In 2012 LinkedIn was hacked by Russian cyber criminals, who extracted more than 164 million account details including usernames and passwords. Initially, there was only thought to be 6.5 million accounts compromised, that number has risen steadily to the now confirmed number of 164,611,595 million accounts.
Last week the stolen data was offered on the dark web for $2,200 (£1,500) in bitcoin, the buyer has now released it publicly in a massive data dump. Though the reasons are unclear as to why the data has not been released before now, it has now been made available to the general public.
Even though LinkedIn has now prompted users to change passwords created before 2012, there are some account holders that have not yet changed their passwords. Also there is still a risk to those who reuse their passwords.

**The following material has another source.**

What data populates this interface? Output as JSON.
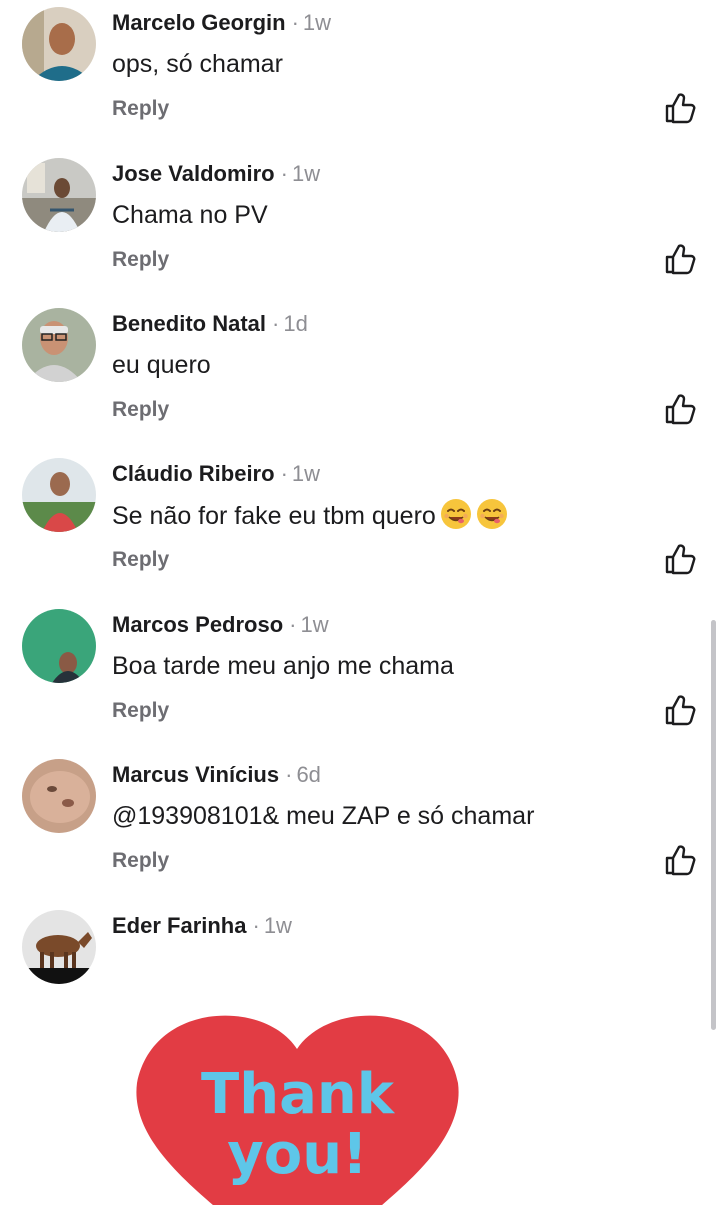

Troy Hunt, a security researcher in Australia has made it possible to easily find out if your details are at risk. On Monday, Hunt added all of the LinkedIn data to his breach notification website ‘Have I Been Pwned?’, which also contains the data for the Adobe breach in 2012. Individuals can type in their e-mail address and if there is a match on the database then they will be informed of the risk and advised to change their passwords.
Keep in mind that it is not just the LinkedIn or Adobe accounts of the compromised users that could be at risk, but any other site or app in which they use the same password. It is best practice to choose passwords with a minimum of 8 characters (15 is recommended), lower and upper case with numbers and symbols. Each password should be single use, this may be seen as a significant challenge, but there are a number of password manager apps available to help keep track of multiple passwords.